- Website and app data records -
╔══

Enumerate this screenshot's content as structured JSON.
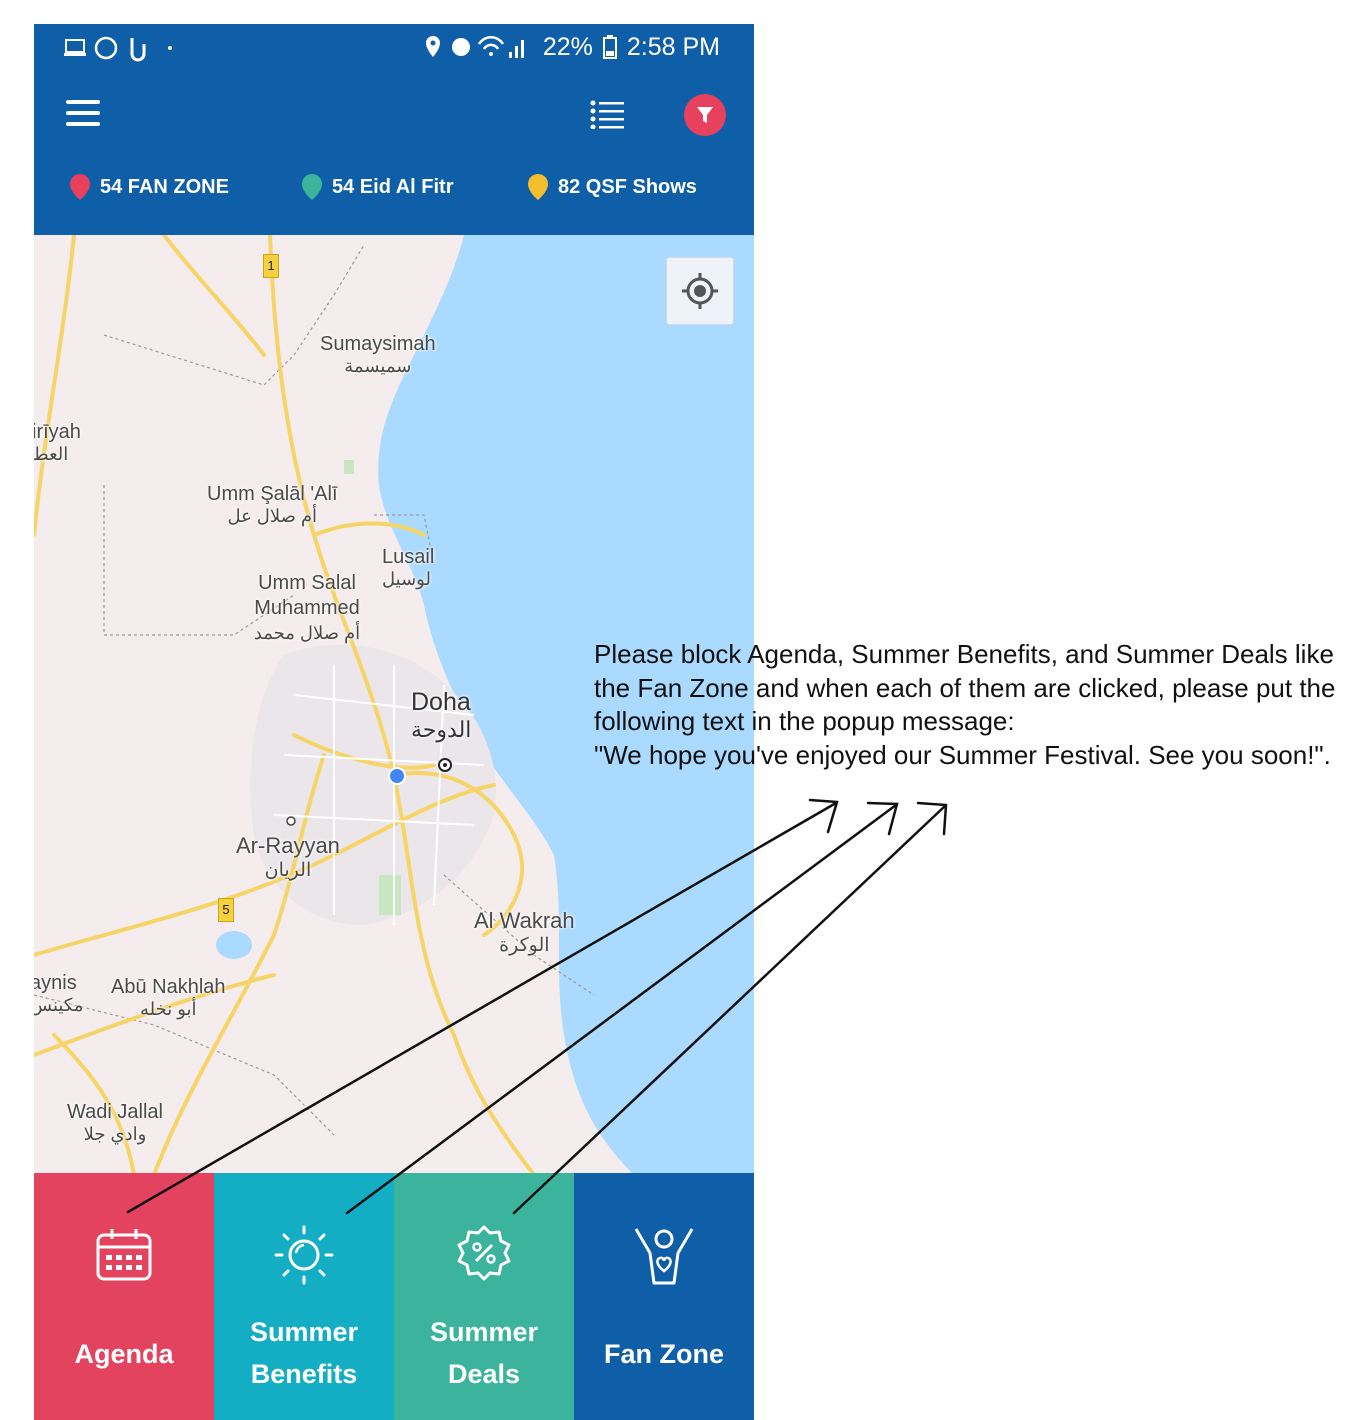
{
  "status_bar": {
    "battery": "22%",
    "time": "2:58 PM"
  },
  "legend": [
    {
      "label": "54 FAN ZONE",
      "color": "#e8415e"
    },
    {
      "label": "54 Eid Al Fitr",
      "color": "#3cb49c"
    },
    {
      "label": "82 QSF Shows",
      "color": "#f4be2c"
    }
  ],
  "map": {
    "places": [
      {
        "en": "Sumaysimah",
        "ar": "سميسمة"
      },
      {
        "en": "irīyah",
        "ar": "العط"
      },
      {
        "en": "Umm Şalāl 'Alī",
        "ar": "أم صلال عل"
      },
      {
        "en": "Lusail",
        "ar": "لوسيل"
      },
      {
        "en": "Umm Salal Muhammed",
        "ar": "أم صلال محمد"
      },
      {
        "en": "Doha",
        "ar": "الدوحة"
      },
      {
        "en": "Ar-Rayyan",
        "ar": "الريان"
      },
      {
        "en": "Al Wakrah",
        "ar": "الوكرة"
      },
      {
        "en": "aynis",
        "ar": "مكينس"
      },
      {
        "en": "Abū Nakhlah",
        "ar": "أبو نخله"
      },
      {
        "en": "Wadi Jallal",
        "ar": "وادي جلا"
      }
    ],
    "road_shields": [
      "1",
      "5"
    ]
  },
  "tabs": [
    {
      "label_line1": "Agenda",
      "label_line2": "",
      "color": "#e4435f"
    },
    {
      "label_line1": "Summer",
      "label_line2": "Benefits",
      "color": "#13aec4"
    },
    {
      "label_line1": "Summer",
      "label_line2": "Deals",
      "color": "#3bb39d"
    },
    {
      "label_line1": "Fan Zone",
      "label_line2": "",
      "color": "#0f5ea8"
    }
  ],
  "annotation": {
    "lines": [
      "Please block Agenda, Summer Benefits, and Summer Deals like",
      "the Fan Zone and when each of them are clicked, please put the",
      "following text in the popup message:",
      "\"We hope you've enjoyed our Summer Festival. See you soon!\"."
    ]
  }
}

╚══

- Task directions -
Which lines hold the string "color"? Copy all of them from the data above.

- Result for this task -
      "color": "#e8415e"
      "color": "#3cb49c"
      "color": "#f4be2c"
      "color": "#e4435f"
      "color": "#13aec4"
      "color": "#3bb39d"
      "color": "#0f5ea8"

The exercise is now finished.